=== Action item ===
Return only those lines of the records below in which "纸张方向" appears.

=== Given information ===

########

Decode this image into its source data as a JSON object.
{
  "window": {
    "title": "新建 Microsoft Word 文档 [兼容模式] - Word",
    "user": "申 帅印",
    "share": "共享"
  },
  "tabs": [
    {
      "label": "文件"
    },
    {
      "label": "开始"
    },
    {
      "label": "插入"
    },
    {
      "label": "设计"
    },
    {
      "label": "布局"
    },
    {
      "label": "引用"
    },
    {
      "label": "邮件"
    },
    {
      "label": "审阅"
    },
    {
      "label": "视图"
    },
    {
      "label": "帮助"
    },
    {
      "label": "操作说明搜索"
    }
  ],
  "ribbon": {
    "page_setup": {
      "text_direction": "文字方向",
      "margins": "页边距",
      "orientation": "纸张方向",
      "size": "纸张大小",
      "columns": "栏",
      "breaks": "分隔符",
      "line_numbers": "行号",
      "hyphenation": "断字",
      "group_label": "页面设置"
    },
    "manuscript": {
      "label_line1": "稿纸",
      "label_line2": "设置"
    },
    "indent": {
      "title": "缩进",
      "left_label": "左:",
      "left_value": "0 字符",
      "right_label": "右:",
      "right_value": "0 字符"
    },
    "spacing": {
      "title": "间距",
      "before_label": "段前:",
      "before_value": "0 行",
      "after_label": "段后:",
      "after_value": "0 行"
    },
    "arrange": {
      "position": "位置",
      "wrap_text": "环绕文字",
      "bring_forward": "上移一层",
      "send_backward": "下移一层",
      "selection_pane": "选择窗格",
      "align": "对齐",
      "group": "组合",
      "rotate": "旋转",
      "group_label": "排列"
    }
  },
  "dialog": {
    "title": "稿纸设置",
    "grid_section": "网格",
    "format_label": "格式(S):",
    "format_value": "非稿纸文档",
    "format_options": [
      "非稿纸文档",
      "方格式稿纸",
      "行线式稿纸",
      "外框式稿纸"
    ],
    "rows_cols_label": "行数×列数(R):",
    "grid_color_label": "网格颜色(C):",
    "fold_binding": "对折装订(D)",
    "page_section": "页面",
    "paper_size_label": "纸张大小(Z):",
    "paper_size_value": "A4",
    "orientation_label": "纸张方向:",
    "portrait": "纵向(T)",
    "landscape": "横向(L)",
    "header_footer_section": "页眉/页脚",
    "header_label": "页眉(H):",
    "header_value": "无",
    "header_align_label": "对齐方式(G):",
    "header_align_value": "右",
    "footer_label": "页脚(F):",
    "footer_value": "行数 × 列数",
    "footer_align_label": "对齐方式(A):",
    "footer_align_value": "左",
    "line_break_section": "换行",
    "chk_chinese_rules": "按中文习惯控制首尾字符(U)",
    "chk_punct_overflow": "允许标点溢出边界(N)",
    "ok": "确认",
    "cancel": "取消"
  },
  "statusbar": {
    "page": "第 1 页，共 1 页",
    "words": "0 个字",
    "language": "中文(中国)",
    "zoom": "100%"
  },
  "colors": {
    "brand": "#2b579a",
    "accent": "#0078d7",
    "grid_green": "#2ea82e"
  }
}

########

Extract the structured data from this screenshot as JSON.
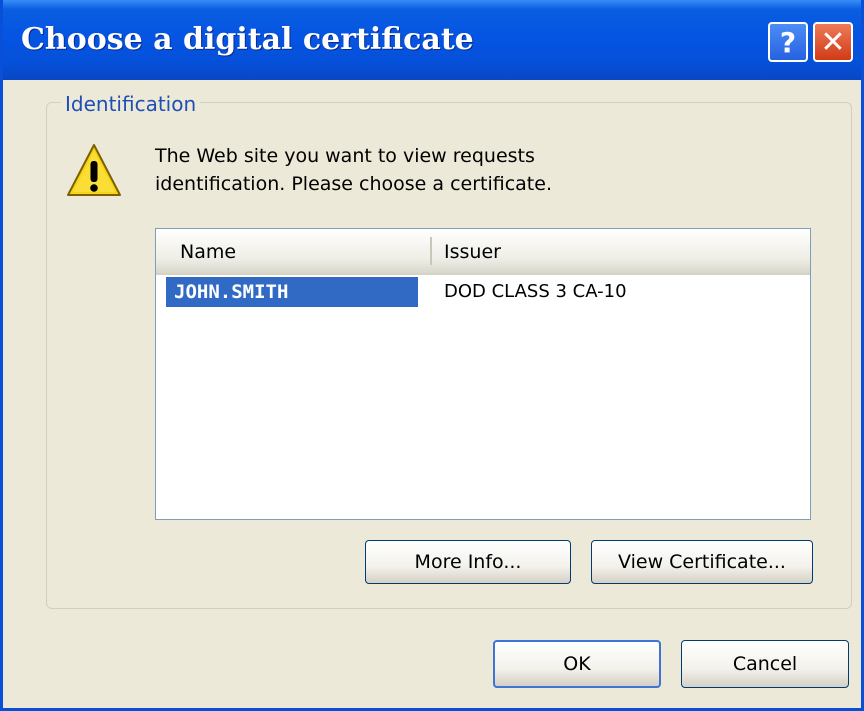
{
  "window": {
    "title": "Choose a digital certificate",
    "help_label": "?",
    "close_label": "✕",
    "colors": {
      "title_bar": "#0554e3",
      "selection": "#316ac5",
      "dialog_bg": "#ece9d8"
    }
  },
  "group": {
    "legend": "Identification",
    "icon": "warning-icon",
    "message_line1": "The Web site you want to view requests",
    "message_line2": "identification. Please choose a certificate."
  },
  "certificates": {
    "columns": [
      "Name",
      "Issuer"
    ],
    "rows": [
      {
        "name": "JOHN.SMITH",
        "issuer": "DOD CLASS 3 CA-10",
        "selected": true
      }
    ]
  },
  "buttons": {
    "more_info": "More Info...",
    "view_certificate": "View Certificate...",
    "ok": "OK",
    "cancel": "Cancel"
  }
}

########

=== Output of the exercise ===
      "orientation": "纸张方向",
    "orientation_label": "纸张方向:",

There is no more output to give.